Updated: Aug 30
A new post at “Out of the Box,” the Library of Virginia’s blog, has caught Points’ attention once again. It tells of a new film chronicling the exploits of the bootlegging Bondurant brothers of Frankline County, Virginia and, as well, provides links to archived documents relating to the seizure of automobiles used in the illicit liquor trade. Points warmly thanks the Library of Virginia for permission to republish this right-up-our-alley content. –R.R.
On 29 August, the movie Lawless, starring Shia LaBeouf, Gary Oldman, and Jessica Chastain, opens around the country. Based on the bestselling novel The Wettest County in the World by Matt Bondurant, the film tells the story of the infamous Bondurant Brothers – bootlegging siblings who made a run for the American Dream in Prohibition-era Franklin County, Virginia, reputed to be the “Moonshine Capital of the World.” Much of the film’s action centers around moonshiners paying “protection money” to corrupt local authorities to guarantee their loads of moonshine would be safe in the county. The Bondurant brothers refused to cooperate and ended up paying the consequences.
Part fiction, part family history, the movie Lawless tells the story of the Franklin County bootleggers, but what about the automobiles used to run their moonshine? Their stories can be found at the Library of Virginia in the Franklin County Determined Papers and Franklin County Common Law Papers. Automobiles used by bootleggers were seized by law officers when bootleggers were arrested and reported to the local Commonwealth’s Attorney who would file a criminal charge in the name of the Commonwealth against the automobile, e.g., “Commonwealth vs. REO Roadster Automobile.” These documents record the date of seizure, type and make of automobile, license number, engine number, and reason for seizure. The automobile would then be condemned and sold at an auction at the courthouse. Given the extent of bootlegging in Franklin County, the front of the courthouse may have looked like a used car lot at times.

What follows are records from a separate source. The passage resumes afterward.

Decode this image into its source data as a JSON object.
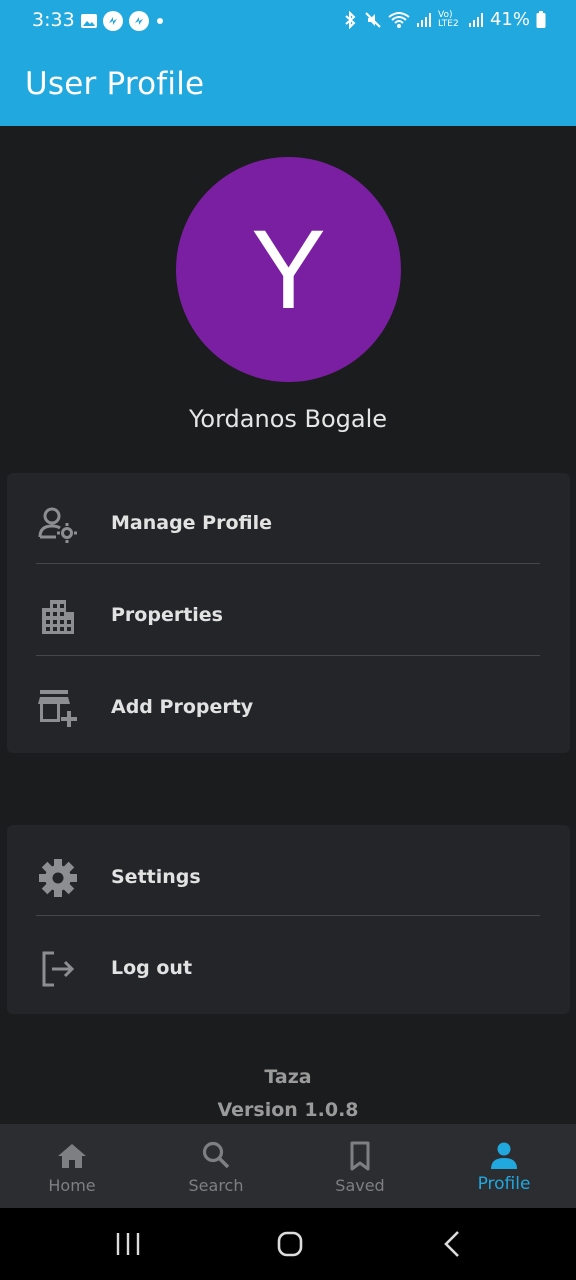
{
  "status_bar": {
    "time": "3:33",
    "battery": "41%",
    "network": "Vo) LTE2"
  },
  "app_bar": {
    "title": "User Profile"
  },
  "profile": {
    "initial": "Y",
    "name": "Yordanos Bogale",
    "avatar_color": "#7b1fa2"
  },
  "menu_primary": [
    {
      "label": "Manage Profile",
      "icon": "manage-profile-icon"
    },
    {
      "label": "Properties",
      "icon": "properties-icon"
    },
    {
      "label": "Add Property",
      "icon": "add-property-icon"
    }
  ],
  "menu_secondary": [
    {
      "label": "Settings",
      "icon": "gear-icon"
    },
    {
      "label": "Log out",
      "icon": "logout-icon"
    }
  ],
  "footer": {
    "app_name": "Taza",
    "version": "Version 1.0.8"
  },
  "bottom_nav": {
    "items": [
      {
        "label": "Home",
        "icon": "home-icon"
      },
      {
        "label": "Search",
        "icon": "search-icon"
      },
      {
        "label": "Saved",
        "icon": "bookmark-icon"
      },
      {
        "label": "Profile",
        "icon": "person-icon"
      }
    ],
    "active": "Profile",
    "active_color": "#21a8df"
  },
  "colors": {
    "accent": "#21a8df",
    "background": "#1b1c1e",
    "card": "#242528"
  }
}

If anyone protested against the condemnation and sale, they would be made a party defendant with the automobile to give a valid reason why it should not take place. The party defendants generally were the credit companies and banks who assisted the alleged bootleggers with financing the purchases of the automobiles. They made it clear in their responses to the court that they were ignorant of the fact that the purchasers intended to use the vehicles for illegal purposes. Therefore, the credit companies and banks asked the court to return the automobiles to them rather than sell them at auction.
The sales contract between the alleged bootlegger and the finance company or car dealer was commonly filed with the party defendant’s petition to the court. It recorded whether the automobile was new or used; year, make, type, and model number or letter; motor number; price of automobile; payment schedule; names and addresses of dealership and purchaser. Based on a sampling of the suits, the alleged bootleggers generally purchased their automobiles outside Franklin County and in some instances outside the Commonwealth.
The Prohibition-era Franklin County Determined Papers and Common Law Papers are unprocessed but available for research in the Local Records Collection at the Library of Virginia. For more information on Prohibition in Virginia, see the Virginia Prohibition Commission Records, 1916-1934, found in the State Records Collection at the Library of Virginia.
-Greg Crawford, Local Records Coordinator